“So far, the companies have really been able to limit the impact by using clauses to force workers into arbitration,” Liss-Riordan said. “That’s how the companies have been able to head off any real change. There’s just a lot of power they have to avoid these arguments being fleshed out in court. As a practical matter, it will take a long time to sort out.”
Giants of noncompliance
Cash-rich corporations may be temporarily warding off the Dynamex effect, but many smaller businesses in Sacramento aren’t. Bifulco, who has been advising companies on employee classification for years, says while some corporations that built contract workers into their core business model are still trying to ignore the ruling, other businesses are trying to comply.
“We’ve had a flurry of clients saying that this is what it took to convince them to change their practices,” Bifulco told SN&R. “They’ve made the decision that the risk is just too great now.”
That risk was recently brought home for Déjagrave; Vu Services and Nightclubs when several dancers sued in San Diego County Superior Court.

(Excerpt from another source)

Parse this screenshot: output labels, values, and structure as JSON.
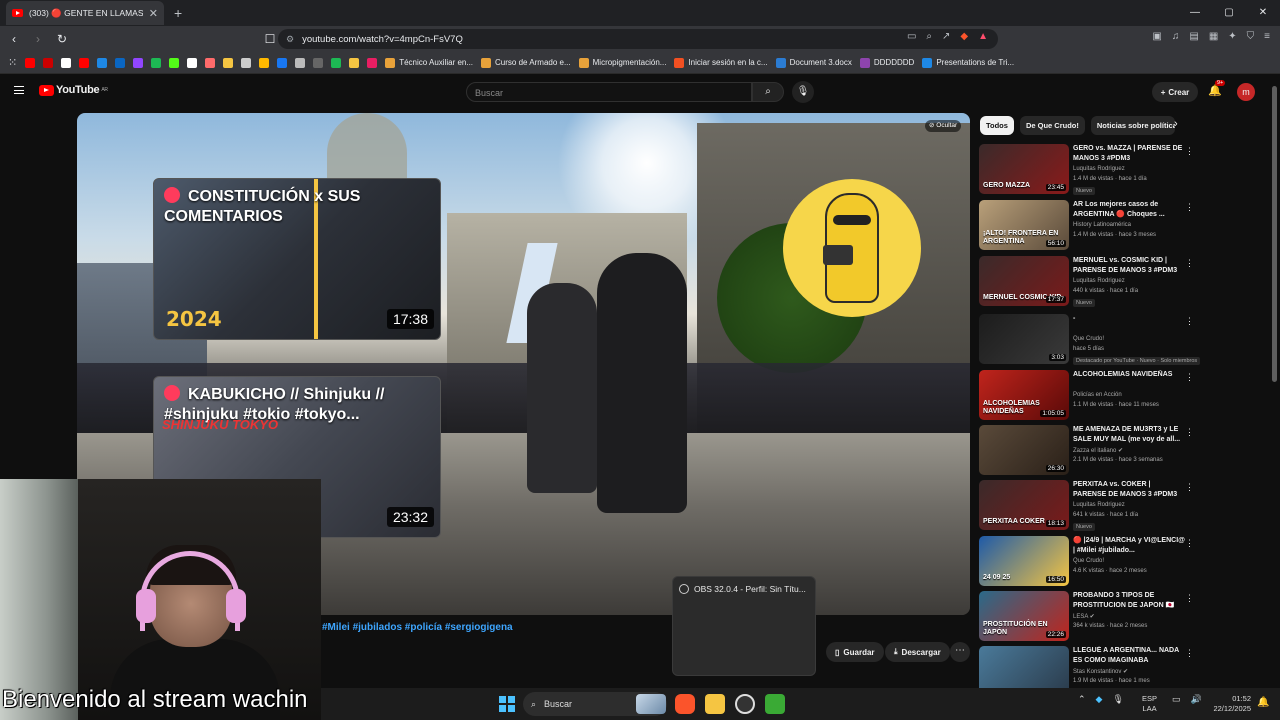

The dancers allege they were misclassified as contract workers and are pressing for back wages.
But in the course of representing Déjagrave; Vu Services, Shafer says he believes it’s “a handful” of dancers trying to get financial settlements at the cost of destroying the autonomy most of their peers cherish.
“A lot of the entertainers don’t want to be employees,” Shafer said, since they already made healthy tips and a percentage of a club’s dance fees before the ruling.
Figueroa of the dancers’ coalition agrees. “[Now] we have a set schedule, a biweekly paycheck and limitations on when and how often we can work,” she said. “We have lost all freedoms, tax deductions and benefits of being a dancer.”
The coalition is hoping to bring Stormy Daniels, the political iconoclast and adult entertainment star, to the state Capitol in February to publicize its protest of the Dynamex ruling. Daniels had agreed to stand with the dancers, but had to reschedule at the last minute.
In December, Assemblywoman Melissa Melendez, a Republican from Riverside County, introduced Assembly Bill 71, which would thwart the Dynamex ruling by establishing more flexible criteria for contract work. Assemblywoman Lorena Gonzalez, a Democrat from San Diego, has introduced AB 5, which would enshrine the decision into unambiguous state law.
Yet while it’s early in the legislative session, no bills have been introduced that would protect small businesses from the impacts of Dynamex while holding major corporations accountable for exploiting workers through misclassification. That type of protection was built into Proposition C, the San Francisco ballot measure approved in November to raise $300 million a year to help the homeless through a 0.5 percent tax increase that only applies to businesses with more than $50 million in annual revenues.
Labor attorneys say such “carve-outs” will only work in the gig economy, however, if there’s a way to prevent large corporations from gaming the rules by setting up smaller, intermediate shell businesses.
Battles around labor independence are playing out on the national front, too. An element of the Workplace Democracy Act that U.S. Senator Bernie Sanders introduced in May 2018 would essentially make federal law for contract workers follow the Dynamex ruling.
For labor experts, there are too many legal developments happening to know where the chips will fall. “There’s just a lot to be watching right now,” Bifulco said. “But if we continue in this direction, it really could be the death of all freelance work.”